This January has been particularly loaded with reminders of time's passage. During the month I watched all ten NFL play-off games, several of which were decided by “sudden death overtime”. In reality, all the games were sudden death because all the losing teams were eliminated. Extinct! Next year there will be a Baltimore Ravens team wearing the same black and purple uniforms but it will be a different team, no matter how many current players and coaches return. The team that lost on that missed field goal is gone. We all cling to the the comforting fiction that there will be another chance, maybe next year. That team, along with thirty others, lost its chance.

The day before New Years Eve we went to the funeral of a village fixture, a 94 year-old woman who spent her last years shuffling around the piazza bestowing blessings upon anyone she encountered. The blessings came with questions such as “Do you like Acqualoreto?” although her impaired hearing precluded any possibility of her comprehending the reply. After four decades here, being a foreigner, I was still regularly posed the same question. It felt like she would be doing this forever.

January brought the news that the brightest kid in my high school class had died after a three year battle with Alzheimer's. I had a series of injections of Vitamin B-12 to correct a deficiency, which doctors suspect could risk leading to a similar outcome. When not visiting medical facilities for shots, tests or physical therapy ourselves, we've been visiting friends recovering in hospitals from largely self-induced ailments.

In one case, we've witnessed the decline and death of a long-time friend who was a regular at our Wednesday foreigners' Happy Hours. A witty and creative person with a wonderfully ironic sense of humor, she was also a fine and sensitive writer, a gourmet cook, a voracious reader, a cat lover, and an organizer of Christmas caroling expeditions, book exchanges and even Halloween celebrations. Best of all, she was one of the few regular readers of, and commentators on, this blog. Unfortunately, she also had a self-destructive side worthy of a rock star or a celebrity starlet. Linda abused alcohol with the best (or worst) of them. Our community, which has many ex-smokers but virtually no ex-drinkers, tends to be tolerant, even when occasionally concerned, regarding that particular vice. It was her unrelenting addition to nicotine that drove her friends away, intensified her solitude, and nudged her health into its downward spiral. In one of her last lucid days, she reminded the woman who had spent years caring for her that her organs were to be donated, to which the woman replied, “but Linda, your eyes, heart, liver and lungs don't even work for you any more. Who's going to take them, or what else is left to donate?” The decline apparently spun faster than she anticipated. Though her intentions seemed kind and generous when expressed in numerous conversations with her friends about her plans to donate her material assets as well as her organs to worthy causes, by the time her sister, her one surviving direct relative, arrived from the other side of the world to see her in the hospital, she was unable or unwilling to inform anyone where her instructions could be found in case the doctors' valiant efforts proved futile.

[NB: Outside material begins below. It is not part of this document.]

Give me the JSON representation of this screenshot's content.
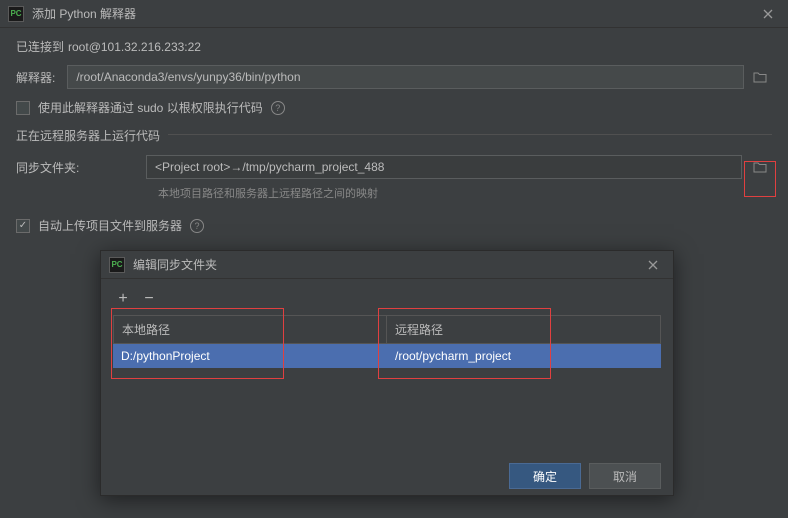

We've been trying to help her non-Italian-speaking sister and brother-in-law deal with logistical and bureaucratic matters for the past couple of weeks. They need all the help they can get and there is some satisfaction in helping people in such very difficult circumstances. But the inescapable thought arises that the Kafkaesque nightmare that they face could have been avoided. We have gained from this sad fiasco, one powerful lesson.

It's later than you think!

Thanks for the lesson Linda, as well as for all the parties, cookies, blog comments and general zaniness you've brightened our lives with. For the organizational example, not so much.